→ **EXERCISE AIM**:
Reproduce all records verbatim.

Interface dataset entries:

Segment Open

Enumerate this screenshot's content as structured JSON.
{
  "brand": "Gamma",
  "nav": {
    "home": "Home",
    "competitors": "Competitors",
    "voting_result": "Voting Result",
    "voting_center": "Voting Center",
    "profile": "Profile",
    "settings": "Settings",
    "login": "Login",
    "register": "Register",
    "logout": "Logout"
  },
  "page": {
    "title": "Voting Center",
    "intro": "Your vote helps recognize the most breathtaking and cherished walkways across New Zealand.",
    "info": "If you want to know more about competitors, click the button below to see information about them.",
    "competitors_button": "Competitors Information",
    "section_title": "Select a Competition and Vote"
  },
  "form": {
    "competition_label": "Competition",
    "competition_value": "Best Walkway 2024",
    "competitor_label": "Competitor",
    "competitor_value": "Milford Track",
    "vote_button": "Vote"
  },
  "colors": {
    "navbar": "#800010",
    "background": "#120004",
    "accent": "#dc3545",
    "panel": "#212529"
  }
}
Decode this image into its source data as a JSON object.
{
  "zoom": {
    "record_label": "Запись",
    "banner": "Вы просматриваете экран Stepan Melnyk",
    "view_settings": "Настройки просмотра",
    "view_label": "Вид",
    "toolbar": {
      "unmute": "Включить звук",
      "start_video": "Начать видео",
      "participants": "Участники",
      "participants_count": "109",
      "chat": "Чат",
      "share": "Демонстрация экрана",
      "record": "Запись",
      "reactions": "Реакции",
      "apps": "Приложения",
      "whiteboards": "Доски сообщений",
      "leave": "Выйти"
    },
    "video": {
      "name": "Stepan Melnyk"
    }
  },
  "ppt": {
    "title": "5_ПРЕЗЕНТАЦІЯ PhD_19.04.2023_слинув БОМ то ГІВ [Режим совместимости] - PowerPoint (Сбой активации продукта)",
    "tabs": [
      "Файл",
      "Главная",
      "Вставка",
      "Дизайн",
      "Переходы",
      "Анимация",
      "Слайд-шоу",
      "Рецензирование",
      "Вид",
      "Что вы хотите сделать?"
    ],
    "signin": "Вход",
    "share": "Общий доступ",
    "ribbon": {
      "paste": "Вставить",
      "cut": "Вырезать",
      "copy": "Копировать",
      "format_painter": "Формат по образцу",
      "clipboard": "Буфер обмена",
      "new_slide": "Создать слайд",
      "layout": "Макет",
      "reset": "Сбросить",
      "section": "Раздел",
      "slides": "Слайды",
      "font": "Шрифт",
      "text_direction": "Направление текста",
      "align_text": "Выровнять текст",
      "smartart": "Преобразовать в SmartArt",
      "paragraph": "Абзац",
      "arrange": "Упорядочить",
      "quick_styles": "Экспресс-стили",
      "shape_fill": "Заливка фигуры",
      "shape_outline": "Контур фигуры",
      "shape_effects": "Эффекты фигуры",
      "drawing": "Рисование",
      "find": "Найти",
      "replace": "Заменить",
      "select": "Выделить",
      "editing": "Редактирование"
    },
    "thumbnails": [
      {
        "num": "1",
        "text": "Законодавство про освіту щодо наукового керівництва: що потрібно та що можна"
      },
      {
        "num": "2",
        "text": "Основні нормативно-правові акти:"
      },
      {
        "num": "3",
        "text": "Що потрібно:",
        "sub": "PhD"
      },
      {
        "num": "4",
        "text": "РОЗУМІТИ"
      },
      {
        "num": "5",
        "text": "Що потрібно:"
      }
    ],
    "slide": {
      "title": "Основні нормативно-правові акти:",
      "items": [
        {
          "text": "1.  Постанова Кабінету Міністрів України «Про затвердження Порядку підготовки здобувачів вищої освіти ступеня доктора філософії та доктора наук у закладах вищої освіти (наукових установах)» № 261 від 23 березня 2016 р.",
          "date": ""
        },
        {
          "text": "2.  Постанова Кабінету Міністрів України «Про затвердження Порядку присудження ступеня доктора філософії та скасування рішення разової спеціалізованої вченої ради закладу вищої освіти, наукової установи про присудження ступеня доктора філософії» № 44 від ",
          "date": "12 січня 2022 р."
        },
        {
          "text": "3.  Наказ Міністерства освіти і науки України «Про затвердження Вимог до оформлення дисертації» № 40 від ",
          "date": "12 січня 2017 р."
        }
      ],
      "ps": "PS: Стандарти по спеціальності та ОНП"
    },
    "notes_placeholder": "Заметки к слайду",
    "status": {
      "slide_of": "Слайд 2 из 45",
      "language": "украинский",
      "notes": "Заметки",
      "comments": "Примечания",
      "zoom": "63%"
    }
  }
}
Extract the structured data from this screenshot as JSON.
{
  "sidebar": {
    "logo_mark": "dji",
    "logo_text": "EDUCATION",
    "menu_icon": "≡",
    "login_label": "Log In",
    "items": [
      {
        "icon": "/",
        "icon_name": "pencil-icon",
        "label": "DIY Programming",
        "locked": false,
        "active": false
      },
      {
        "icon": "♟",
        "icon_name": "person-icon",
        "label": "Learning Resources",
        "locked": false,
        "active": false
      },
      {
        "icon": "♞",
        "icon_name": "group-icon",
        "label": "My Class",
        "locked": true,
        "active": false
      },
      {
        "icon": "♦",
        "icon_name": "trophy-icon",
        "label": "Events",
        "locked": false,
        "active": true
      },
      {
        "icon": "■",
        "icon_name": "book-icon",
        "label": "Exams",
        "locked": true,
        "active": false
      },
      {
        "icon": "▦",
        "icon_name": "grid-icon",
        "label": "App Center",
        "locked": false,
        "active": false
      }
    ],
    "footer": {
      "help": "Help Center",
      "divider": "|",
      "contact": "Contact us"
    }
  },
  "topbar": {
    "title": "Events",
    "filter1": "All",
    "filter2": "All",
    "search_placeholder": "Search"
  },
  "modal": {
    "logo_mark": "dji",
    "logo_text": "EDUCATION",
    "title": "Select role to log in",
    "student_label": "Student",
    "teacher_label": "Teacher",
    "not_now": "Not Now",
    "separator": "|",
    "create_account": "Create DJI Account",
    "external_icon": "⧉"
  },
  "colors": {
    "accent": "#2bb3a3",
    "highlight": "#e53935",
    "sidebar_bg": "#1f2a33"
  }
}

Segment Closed

→ **WRITTEN RESPONSE**:
Enumerate this screenshot's content as structured JSON.
{
  "brand": "Gamma",
  "nav": {
    "home": "Home",
    "competitors": "Competitors",
    "voting_result": "Voting Result",
    "voting_center": "Voting Center",
    "profile": "Profile",
    "settings": "Settings",
    "login": "Login",
    "register": "Register",
    "logout": "Logout"
  },
  "page": {
    "title": "Voting Center",
    "intro": "Your vote helps recognize the most breathtaking and cherished walkways across New Zealand.",
    "info": "If you want to know more about competitors, click the button below to see information about them.",
    "competitors_button": "Competitors Information",
    "section_title": "Select a Competition and Vote"
  },
  "form": {
    "competition_label": "Competition",
    "competition_value": "Best Walkway 2024",
    "competitor_label": "Competitor",
    "competitor_value": "Milford Track",
    "vote_button": "Vote"
  },
  "colors": {
    "navbar": "#800010",
    "background": "#120004",
    "accent": "#dc3545",
    "panel": "#212529"
  }
}
Decode this image into its source data as a JSON object.
{
  "zoom": {
    "record_label": "Запись",
    "banner": "Вы просматриваете экран Stepan Melnyk",
    "view_settings": "Настройки просмотра",
    "view_label": "Вид",
    "toolbar": {
      "unmute": "Включить звук",
      "start_video": "Начать видео",
      "participants": "Участники",
      "participants_count": "109",
      "chat": "Чат",
      "share": "Демонстрация экрана",
      "record": "Запись",
      "reactions": "Реакции",
      "apps": "Приложения",
      "whiteboards": "Доски сообщений",
      "leave": "Выйти"
    },
    "video": {
      "name": "Stepan Melnyk"
    }
  },
  "ppt": {
    "title": "5_ПРЕЗЕНТАЦІЯ PhD_19.04.2023_слинув БОМ то ГІВ [Режим совместимости] - PowerPoint (Сбой активации продукта)",
    "tabs": [
      "Файл",
      "Главная",
      "Вставка",
      "Дизайн",
      "Переходы",
      "Анимация",
      "Слайд-шоу",
      "Рецензирование",
      "Вид",
      "Что вы хотите сделать?"
    ],
    "signin": "Вход",
    "share": "Общий доступ",
    "ribbon": {
      "paste": "Вставить",
      "cut": "Вырезать",
      "copy": "Копировать",
      "format_painter": "Формат по образцу",
      "clipboard": "Буфер обмена",
      "new_slide": "Создать слайд",
      "layout": "Макет",
      "reset": "Сбросить",
      "section": "Раздел",
      "slides": "Слайды",
      "font": "Шрифт",
      "text_direction": "Направление текста",
      "align_text": "Выровнять текст",
      "smartart": "Преобразовать в SmartArt",
      "paragraph": "Абзац",
      "arrange": "Упорядочить",
      "quick_styles": "Экспресс-стили",
      "shape_fill": "Заливка фигуры",
      "shape_outline": "Контур фигуры",
      "shape_effects": "Эффекты фигуры",
      "drawing": "Рисование",
      "find": "Найти",
      "replace": "Заменить",
      "select": "Выделить",
      "editing": "Редактирование"
    },
    "thumbnails": [
      {
        "num": "1",
        "text": "Законодавство про освіту щодо наукового керівництва: що потрібно та що можна"
      },
      {
        "num": "2",
        "text": "Основні нормативно-правові акти:"
      },
      {
        "num": "3",
        "text": "Що потрібно:",
        "sub": "PhD"
      },
      {
        "num": "4",
        "text": "РОЗУМІТИ"
      },
      {
        "num": "5",
        "text": "Що потрібно:"
      }
    ],
    "slide": {
      "title": "Основні нормативно-правові акти:",
      "items": [
        {
          "text": "1.  Постанова Кабінету Міністрів України «Про затвердження Порядку підготовки здобувачів вищої освіти ступеня доктора філософії та доктора наук у закладах вищої освіти (наукових установах)» № 261 від 23 березня 2016 р.",
          "date": ""
        },
        {
          "text": "2.  Постанова Кабінету Міністрів України «Про затвердження Порядку присудження ступеня доктора філософії та скасування рішення разової спеціалізованої вченої ради закладу вищої освіти, наукової установи про присудження ступеня доктора філософії» № 44 від ",
          "date": "12 січня 2022 р."
        },
        {
          "text": "3.  Наказ Міністерства освіти і науки України «Про затвердження Вимог до оформлення дисертації» № 40 від ",
          "date": "12 січня 2017 р."
        }
      ],
      "ps": "PS: Стандарти по спеціальності та ОНП"
    },
    "notes_placeholder": "Заметки к слайду",
    "status": {
      "slide_of": "Слайд 2 из 45",
      "language": "украинский",
      "notes": "Заметки",
      "comments": "Примечания",
      "zoom": "63%"
    }
  }
}
Extract the structured data from this screenshot as JSON.
{
  "sidebar": {
    "logo_mark": "dji",
    "logo_text": "EDUCATION",
    "menu_icon": "≡",
    "login_label": "Log In",
    "items": [
      {
        "icon": "/",
        "icon_name": "pencil-icon",
        "label": "DIY Programming",
        "locked": false,
        "active": false
      },
      {
        "icon": "♟",
        "icon_name": "person-icon",
        "label": "Learning Resources",
        "locked": false,
        "active": false
      },
      {
        "icon": "♞",
        "icon_name": "group-icon",
        "label": "My Class",
        "locked": true,
        "active": false
      },
      {
        "icon": "♦",
        "icon_name": "trophy-icon",
        "label": "Events",
        "locked": false,
        "active": true
      },
      {
        "icon": "■",
        "icon_name": "book-icon",
        "label": "Exams",
        "locked": true,
        "active": false
      },
      {
        "icon": "▦",
        "icon_name": "grid-icon",
        "label": "App Center",
        "locked": false,
        "active": false
      }
    ],
    "footer": {
      "help": "Help Center",
      "divider": "|",
      "contact": "Contact us"
    }
  },
  "topbar": {
    "title": "Events",
    "filter1": "All",
    "filter2": "All",
    "search_placeholder": "Search"
  },
  "modal": {
    "logo_mark": "dji",
    "logo_text": "EDUCATION",
    "title": "Select role to log in",
    "student_label": "Student",
    "teacher_label": "Teacher",
    "not_now": "Not Now",
    "separator": "|",
    "create_account": "Create DJI Account",
    "external_icon": "⧉"
  },
  "colors": {
    "accent": "#2bb3a3",
    "highlight": "#e53935",
    "sidebar_bg": "#1f2a33"
  }
}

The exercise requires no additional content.